**** PROVIDED RECORDS ****

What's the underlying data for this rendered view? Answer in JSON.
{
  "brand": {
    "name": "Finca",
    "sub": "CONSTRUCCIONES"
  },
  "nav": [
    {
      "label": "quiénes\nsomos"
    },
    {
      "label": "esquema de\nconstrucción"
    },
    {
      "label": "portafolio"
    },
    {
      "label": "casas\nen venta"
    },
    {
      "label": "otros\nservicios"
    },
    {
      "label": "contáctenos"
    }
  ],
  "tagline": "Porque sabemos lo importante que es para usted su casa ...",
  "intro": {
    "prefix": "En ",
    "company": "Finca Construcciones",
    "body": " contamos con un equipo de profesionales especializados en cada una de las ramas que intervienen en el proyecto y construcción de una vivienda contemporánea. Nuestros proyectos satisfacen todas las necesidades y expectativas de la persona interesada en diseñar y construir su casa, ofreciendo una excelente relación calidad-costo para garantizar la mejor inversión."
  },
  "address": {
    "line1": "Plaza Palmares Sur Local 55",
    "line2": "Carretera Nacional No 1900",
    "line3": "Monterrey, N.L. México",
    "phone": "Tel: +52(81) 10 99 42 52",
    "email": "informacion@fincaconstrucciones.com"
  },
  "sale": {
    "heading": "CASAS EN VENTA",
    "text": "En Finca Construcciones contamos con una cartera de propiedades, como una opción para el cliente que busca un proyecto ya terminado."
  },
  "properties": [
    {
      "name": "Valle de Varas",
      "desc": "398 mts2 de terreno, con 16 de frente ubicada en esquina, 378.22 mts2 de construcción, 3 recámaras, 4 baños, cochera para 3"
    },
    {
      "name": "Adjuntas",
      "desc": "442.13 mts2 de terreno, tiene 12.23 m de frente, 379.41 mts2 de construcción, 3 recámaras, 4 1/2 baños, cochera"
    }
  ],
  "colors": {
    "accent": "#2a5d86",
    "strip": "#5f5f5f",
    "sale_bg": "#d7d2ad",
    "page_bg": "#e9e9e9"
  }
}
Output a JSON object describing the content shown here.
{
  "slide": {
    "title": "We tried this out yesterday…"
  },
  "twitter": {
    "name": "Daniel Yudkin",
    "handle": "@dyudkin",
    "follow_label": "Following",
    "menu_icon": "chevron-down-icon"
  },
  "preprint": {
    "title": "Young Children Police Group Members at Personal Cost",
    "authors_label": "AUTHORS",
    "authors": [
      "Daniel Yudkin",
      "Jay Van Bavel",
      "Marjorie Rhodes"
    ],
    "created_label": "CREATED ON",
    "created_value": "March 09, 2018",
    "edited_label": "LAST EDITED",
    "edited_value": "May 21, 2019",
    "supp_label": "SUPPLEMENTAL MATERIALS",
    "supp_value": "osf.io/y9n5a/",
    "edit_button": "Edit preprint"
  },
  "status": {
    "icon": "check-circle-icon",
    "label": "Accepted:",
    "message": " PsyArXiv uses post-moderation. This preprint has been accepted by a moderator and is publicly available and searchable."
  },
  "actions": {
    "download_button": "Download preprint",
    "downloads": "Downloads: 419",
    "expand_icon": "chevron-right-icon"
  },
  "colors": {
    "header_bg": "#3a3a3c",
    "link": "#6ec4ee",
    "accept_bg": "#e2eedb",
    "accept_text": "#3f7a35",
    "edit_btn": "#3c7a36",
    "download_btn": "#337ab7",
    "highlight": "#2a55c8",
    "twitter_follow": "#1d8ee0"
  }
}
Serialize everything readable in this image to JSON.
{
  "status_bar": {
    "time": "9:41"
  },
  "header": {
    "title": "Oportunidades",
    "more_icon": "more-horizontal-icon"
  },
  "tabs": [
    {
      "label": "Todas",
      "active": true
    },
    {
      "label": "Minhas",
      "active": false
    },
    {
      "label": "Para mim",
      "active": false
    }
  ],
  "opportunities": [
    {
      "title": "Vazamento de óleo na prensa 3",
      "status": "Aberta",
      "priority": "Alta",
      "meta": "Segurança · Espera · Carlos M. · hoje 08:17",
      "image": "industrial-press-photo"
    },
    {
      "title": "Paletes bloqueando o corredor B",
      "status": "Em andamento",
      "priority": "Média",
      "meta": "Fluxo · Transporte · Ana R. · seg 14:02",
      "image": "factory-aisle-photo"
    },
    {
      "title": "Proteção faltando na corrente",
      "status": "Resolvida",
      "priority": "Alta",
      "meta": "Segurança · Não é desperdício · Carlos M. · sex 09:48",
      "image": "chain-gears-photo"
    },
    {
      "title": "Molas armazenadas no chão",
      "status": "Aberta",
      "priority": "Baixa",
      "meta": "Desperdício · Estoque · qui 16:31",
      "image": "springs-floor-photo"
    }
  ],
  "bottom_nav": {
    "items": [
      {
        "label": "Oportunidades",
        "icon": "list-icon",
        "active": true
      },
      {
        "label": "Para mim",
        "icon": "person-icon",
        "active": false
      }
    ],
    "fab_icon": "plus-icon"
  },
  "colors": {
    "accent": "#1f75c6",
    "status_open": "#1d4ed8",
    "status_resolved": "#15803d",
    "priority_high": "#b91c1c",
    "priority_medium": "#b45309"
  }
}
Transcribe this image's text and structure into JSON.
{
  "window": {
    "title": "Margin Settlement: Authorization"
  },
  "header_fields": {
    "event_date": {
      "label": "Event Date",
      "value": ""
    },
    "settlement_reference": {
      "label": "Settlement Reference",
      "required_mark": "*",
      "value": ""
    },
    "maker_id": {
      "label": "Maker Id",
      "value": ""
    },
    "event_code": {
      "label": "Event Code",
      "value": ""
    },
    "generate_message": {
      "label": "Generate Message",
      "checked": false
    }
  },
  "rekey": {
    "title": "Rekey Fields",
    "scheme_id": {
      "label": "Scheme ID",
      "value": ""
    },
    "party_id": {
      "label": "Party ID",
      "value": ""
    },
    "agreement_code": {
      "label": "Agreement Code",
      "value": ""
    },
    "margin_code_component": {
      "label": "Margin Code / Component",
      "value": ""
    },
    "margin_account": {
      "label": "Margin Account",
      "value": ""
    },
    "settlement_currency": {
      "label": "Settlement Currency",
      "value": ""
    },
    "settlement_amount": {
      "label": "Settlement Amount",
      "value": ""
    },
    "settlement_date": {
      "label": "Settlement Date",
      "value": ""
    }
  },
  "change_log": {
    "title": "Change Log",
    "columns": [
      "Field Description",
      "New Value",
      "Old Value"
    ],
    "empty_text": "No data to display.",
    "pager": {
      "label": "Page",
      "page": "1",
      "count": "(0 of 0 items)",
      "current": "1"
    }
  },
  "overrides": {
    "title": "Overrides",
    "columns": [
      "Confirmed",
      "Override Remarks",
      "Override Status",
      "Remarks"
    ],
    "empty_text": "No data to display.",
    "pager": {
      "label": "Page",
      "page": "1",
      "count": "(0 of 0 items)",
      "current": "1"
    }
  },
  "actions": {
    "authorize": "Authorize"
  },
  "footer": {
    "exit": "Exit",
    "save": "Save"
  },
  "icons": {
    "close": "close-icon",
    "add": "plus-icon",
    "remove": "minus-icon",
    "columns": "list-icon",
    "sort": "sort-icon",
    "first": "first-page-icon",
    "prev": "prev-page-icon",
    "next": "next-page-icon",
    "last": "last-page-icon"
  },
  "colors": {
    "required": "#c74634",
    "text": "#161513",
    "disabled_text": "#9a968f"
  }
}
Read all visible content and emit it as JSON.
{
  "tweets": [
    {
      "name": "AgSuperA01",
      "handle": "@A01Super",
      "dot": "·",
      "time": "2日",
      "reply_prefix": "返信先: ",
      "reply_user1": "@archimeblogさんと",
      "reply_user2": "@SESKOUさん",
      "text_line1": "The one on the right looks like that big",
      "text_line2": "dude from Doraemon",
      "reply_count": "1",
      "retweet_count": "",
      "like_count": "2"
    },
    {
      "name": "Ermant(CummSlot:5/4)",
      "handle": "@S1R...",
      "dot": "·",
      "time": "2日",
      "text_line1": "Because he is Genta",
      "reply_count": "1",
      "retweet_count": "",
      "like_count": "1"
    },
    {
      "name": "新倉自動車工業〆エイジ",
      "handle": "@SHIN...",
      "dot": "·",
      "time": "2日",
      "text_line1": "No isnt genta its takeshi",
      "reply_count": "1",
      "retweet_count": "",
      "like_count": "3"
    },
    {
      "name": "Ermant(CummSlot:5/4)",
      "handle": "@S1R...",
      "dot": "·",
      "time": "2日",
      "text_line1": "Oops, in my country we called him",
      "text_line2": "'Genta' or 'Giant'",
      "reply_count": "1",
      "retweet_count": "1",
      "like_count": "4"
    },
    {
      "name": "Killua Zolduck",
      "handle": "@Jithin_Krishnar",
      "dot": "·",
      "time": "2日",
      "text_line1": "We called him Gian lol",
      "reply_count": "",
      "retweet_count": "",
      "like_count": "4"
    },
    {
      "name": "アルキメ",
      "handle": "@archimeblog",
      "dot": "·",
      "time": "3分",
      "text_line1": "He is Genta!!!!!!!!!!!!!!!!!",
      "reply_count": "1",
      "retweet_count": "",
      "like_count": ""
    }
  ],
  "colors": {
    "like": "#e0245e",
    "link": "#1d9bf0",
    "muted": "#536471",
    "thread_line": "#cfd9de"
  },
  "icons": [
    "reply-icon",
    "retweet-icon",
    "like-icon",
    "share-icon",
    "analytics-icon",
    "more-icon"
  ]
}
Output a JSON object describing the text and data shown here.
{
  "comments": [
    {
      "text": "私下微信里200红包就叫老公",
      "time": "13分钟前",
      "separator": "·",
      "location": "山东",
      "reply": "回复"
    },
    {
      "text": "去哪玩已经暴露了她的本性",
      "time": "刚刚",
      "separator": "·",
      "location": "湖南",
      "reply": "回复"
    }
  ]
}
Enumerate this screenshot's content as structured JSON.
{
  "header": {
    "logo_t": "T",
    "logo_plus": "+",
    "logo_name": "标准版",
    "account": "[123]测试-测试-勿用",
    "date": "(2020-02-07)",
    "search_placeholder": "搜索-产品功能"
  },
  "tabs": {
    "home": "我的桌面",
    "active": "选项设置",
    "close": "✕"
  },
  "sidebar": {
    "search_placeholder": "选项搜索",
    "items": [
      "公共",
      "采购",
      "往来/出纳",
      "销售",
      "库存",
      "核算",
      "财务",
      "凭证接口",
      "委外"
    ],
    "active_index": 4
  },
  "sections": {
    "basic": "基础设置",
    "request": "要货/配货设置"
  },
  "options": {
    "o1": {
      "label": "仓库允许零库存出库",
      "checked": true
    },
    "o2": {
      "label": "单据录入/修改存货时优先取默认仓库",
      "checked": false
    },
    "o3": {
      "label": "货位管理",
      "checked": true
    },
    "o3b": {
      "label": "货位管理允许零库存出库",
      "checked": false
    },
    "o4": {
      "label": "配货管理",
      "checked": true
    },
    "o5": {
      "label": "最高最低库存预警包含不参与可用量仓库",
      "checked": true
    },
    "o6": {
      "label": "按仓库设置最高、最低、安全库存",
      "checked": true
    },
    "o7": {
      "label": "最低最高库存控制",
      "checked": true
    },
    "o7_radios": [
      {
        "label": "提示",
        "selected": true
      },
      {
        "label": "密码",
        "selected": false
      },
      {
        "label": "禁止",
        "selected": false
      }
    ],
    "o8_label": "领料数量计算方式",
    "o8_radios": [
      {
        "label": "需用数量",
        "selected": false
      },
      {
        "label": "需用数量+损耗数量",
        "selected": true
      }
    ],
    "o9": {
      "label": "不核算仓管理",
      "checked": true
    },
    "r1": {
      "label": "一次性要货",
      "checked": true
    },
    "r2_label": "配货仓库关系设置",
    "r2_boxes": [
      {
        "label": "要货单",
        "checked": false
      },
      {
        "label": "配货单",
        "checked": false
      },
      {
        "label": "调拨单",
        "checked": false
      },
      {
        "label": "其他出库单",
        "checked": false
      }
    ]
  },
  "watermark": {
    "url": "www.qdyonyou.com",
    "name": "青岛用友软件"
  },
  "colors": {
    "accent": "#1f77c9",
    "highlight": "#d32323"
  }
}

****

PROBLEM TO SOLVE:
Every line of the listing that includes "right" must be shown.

OUTPUT FOR THIS EXERCISE:
    "expand_icon": "chevron-right-icon"
      "text_line1": "The one on the right looks like that big",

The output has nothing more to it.